British Prime Minister Theresa May has said she will aim for “the best possible deal for the United Kingdom” in Brexit talks with the EU, without saying what that means.
The all important U.K. financial services sector is pushing for full access to Europe’s free trade area, the world’s largest. And many foreign companies operating in the U.K. have said losing access could force them to move people and operations out of the country.
But many pro-Brexit politicians in the U.K. have insisted that migration from the EU must be more tightly controlled once the country has left the group. No other country has full access to EU markets without accepting free movement of EU citizens across its borders.
Juncker also urged May to get on with the formal process of Brexit by triggering Article 50 of the EU treaty.
“We would be happy if the request for Brexit could happen as quickly as possible so we could take the specific steps that need to be taken, and so that our relations with the U.K. — which must remain on a friendly basis — can take a new shape,” he said.
Juncker dismissed fears Brexit could start a chain reaction and lead to other countries leaving the European Union.
“We respect and regret the UK’s decision, but the EU as such is not at risk,” Juncker said.
The Commission president also touched on the rise in hate crimes in the U.K. in the aftermath of the June referendum.
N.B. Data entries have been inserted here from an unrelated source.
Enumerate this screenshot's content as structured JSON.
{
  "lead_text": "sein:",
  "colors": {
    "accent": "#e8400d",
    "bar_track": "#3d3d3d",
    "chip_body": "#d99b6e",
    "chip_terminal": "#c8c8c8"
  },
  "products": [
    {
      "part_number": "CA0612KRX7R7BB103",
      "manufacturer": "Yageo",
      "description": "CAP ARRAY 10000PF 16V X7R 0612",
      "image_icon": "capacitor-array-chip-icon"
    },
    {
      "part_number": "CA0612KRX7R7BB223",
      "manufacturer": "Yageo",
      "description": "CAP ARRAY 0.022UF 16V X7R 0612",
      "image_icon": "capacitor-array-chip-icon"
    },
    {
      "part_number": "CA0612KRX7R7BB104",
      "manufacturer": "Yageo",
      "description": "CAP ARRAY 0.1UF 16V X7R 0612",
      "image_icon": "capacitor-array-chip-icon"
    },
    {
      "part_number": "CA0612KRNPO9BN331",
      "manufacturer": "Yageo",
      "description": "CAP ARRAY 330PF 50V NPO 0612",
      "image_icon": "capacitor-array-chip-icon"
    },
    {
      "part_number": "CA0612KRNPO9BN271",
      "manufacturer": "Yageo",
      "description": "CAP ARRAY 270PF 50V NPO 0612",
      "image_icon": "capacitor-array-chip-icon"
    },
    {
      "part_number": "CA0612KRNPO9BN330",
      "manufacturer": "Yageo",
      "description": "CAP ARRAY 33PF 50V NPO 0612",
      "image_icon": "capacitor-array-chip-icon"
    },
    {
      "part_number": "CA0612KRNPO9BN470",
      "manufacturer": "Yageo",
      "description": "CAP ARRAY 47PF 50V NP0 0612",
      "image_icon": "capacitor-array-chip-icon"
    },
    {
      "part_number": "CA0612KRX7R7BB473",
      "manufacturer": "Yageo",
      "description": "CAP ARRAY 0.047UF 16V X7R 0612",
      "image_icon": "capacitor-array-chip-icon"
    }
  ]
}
The National Police Chiefs’ Council in the U.K. said the number of reported hate crimes has increased by as much as 58% year-on-year in the wake of the Brexit vote.
“We Europeans can never accept Polish workers being harassed, beaten up or even murdered on the streets of Harlow,” Juncker said. “The free movement of workers is as much a common European value as our fight against discrimination and racism,” he added.